[Opening SUPPLIED DATA section]
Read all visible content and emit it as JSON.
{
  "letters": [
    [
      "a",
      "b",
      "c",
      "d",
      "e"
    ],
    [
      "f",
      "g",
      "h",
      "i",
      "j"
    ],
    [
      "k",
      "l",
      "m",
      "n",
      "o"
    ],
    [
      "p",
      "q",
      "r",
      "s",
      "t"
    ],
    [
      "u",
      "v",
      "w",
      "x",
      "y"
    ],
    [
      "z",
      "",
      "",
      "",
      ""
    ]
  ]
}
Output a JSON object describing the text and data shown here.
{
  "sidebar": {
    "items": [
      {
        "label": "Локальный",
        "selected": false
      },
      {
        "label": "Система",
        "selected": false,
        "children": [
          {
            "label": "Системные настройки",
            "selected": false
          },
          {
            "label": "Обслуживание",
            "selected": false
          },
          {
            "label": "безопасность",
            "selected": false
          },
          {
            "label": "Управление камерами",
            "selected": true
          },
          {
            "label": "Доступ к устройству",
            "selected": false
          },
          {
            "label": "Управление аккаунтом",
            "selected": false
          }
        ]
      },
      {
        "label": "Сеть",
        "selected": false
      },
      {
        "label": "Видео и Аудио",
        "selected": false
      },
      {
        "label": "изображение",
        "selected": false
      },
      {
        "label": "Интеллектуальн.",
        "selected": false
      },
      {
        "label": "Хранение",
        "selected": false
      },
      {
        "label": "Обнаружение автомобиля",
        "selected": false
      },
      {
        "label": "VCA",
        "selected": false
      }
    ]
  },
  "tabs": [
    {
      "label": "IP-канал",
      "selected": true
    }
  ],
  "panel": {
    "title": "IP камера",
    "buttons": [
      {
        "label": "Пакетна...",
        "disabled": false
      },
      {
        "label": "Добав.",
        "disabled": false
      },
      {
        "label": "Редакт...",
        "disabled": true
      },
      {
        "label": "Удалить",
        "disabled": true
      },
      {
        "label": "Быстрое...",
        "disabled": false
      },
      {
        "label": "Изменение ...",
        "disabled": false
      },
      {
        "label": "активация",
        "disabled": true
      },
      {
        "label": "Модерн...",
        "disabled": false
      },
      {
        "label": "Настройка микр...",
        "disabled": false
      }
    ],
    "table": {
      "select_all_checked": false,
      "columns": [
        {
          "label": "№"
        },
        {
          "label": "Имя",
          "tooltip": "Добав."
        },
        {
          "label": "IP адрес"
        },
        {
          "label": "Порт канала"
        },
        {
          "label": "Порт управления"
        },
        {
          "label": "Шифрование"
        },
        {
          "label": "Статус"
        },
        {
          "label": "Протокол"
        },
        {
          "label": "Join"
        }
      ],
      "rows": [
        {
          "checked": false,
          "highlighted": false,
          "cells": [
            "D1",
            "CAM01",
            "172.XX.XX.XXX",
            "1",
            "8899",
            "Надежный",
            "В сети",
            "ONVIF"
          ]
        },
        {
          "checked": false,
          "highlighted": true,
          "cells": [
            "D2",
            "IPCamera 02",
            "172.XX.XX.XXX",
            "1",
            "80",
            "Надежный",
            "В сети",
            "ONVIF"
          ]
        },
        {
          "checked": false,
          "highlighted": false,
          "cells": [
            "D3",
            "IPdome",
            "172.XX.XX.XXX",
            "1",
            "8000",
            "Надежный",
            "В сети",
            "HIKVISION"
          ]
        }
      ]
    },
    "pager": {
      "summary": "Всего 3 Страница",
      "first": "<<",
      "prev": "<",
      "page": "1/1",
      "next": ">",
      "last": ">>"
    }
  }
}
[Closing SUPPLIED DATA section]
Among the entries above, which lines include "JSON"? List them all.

_WORKED SOLUTION:_
Read all visible content and emit it as JSON.
Output a JSON object describing the text and data shown here.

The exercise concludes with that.